Public officials’ views are often informed by their personal experiences. For doctor-turned-Multnomah County Commissioner Sharon Meieran, the emergency room shaped those experiences, particularly when it comes to mental health.
In the ER, she encountered the gaping holes in the region’s mental health care system. As a county commissioner, she sponsored an analysis of how mental health care services are provided in Multnomah County.
Serving on the county commission is a full-time job, but Meieran still works a couple of shifts in the ER every month. For her, the draw to mental health is based on what she sees there, but it’s also personal. And it goes way back.
This conversation is part of an occasional series about the pivotal moments that shape the lives of people in the public eye. If there’s someone whose story you want to hear, write to us at email@example.com and put “Backstory” in the subject line.
Part 1: Then The Ladder Slipped: Oregon State Rep. Diego Hernandez
Part 2: Sen. Ron Wyden: ‘He Was Constantly Afraid.’
Part 3: Portland Commissioner Chloe Eudaly And ‘The Bad Tenant Story’
Part 4: Oregon’s Secretary Of State On Faith, Race And Same-Sex Marriage
Part 4: How The ER Shaped A Multnomah County Commissioner’s Mental Health Policies
Meieran had two children during the grueling process of training in emergency medicine. She worked long shifts while pregnant, treating gunshot wounds and other traumatic injuries. During her second pregnancy, she flew on helicopters to reach people seriously injured in crashes.

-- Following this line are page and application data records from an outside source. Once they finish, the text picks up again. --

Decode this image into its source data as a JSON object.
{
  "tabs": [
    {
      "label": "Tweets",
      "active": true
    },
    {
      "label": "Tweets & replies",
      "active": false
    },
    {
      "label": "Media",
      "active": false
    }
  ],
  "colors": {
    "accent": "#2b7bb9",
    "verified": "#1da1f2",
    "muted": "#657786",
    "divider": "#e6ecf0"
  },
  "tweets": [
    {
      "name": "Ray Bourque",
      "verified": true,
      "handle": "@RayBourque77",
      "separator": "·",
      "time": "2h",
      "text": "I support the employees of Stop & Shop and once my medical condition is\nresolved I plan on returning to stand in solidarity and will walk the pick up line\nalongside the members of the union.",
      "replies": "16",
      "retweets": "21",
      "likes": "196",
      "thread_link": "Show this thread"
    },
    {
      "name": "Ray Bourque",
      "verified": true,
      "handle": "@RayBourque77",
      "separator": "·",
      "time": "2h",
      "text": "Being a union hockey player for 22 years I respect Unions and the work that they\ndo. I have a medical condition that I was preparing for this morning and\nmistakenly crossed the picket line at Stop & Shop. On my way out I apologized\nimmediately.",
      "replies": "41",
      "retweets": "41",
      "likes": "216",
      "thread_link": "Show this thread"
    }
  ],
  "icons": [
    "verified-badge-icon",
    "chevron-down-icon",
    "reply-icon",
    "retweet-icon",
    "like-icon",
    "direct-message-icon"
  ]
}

“I was too big to wear my flight uniform — the one-piece made out of whatever the fire retardant material is. So I’d have to borrow my larger male counterparts’ suits. So I looked kind of like an Oompa Loompa trying to strap myself in,” Meieran recalled.
After childbirth, Meieran experienced postpartum depression. Though she hasn’t talked about it publicly before, she’s wrestled with depression since she was young.
“I’ve had episodes of major depression. I’ve had postpartum depression, and it’s really hard,” she said. “Not having it diagnosed and not having a name for it. And suffering very deeply from it.”
Those experiences made something Meieran witnessed time and again in the ER particularly difficult: the so-called “psychiatric boarding” of children and adolescents. That’s when young people having mental health crises end up in the emergency room because there’s nowhere else for them to go.
“Once they’re in the ER, they stay there for days and weeks in that windowless room, without any real great treatment, without real exercise, without all of this stuff for weeks. It can be weeks,” she said. “And these are kids.”
We spoke with Meieran about one of the tools that was supposed to address this problem: the Unity Center for Behavioral Health in Portland. When it opened in 2017, Unity was heralded as a groundbreaking emergency ward for people experiencing mental health crises. However, conditions that endangered patients and staff soon came to light.
Meieran serves on Unity’s advisory board. Before becoming a commissioner, she traveled to California to see the center Unity is based on. She remains an advocate for the model, as well as for more rigorous county oversight of the center.
You can hear Meieran’s backstory, as well as her thoughts on Unity by clicking the audio player above.